# TASK REQUIREMENTS
In the data below, find each line carrying the string "icon" and copy it out.

(Component data from apps and pages)
▬▬▬

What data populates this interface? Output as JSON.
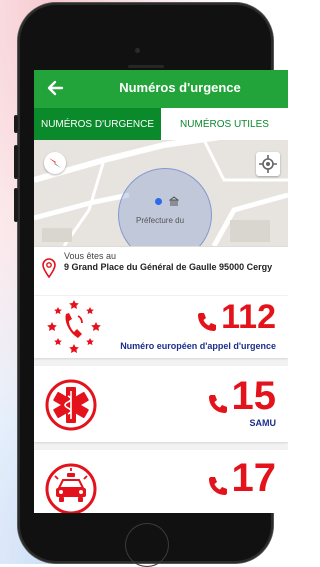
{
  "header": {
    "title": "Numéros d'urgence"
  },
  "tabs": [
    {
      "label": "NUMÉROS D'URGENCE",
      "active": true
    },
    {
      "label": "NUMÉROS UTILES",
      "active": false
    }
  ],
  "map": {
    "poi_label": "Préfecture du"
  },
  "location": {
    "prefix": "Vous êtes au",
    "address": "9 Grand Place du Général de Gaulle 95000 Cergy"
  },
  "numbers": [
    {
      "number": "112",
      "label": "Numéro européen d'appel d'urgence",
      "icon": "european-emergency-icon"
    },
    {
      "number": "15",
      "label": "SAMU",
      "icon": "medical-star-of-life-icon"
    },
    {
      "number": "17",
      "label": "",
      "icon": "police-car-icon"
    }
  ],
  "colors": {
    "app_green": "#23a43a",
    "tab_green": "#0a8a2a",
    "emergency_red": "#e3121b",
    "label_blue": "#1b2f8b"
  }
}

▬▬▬

# RESULT
      "icon": "european-emergency-icon"
      "icon": "medical-star-of-life-icon"
      "icon": "police-car-icon"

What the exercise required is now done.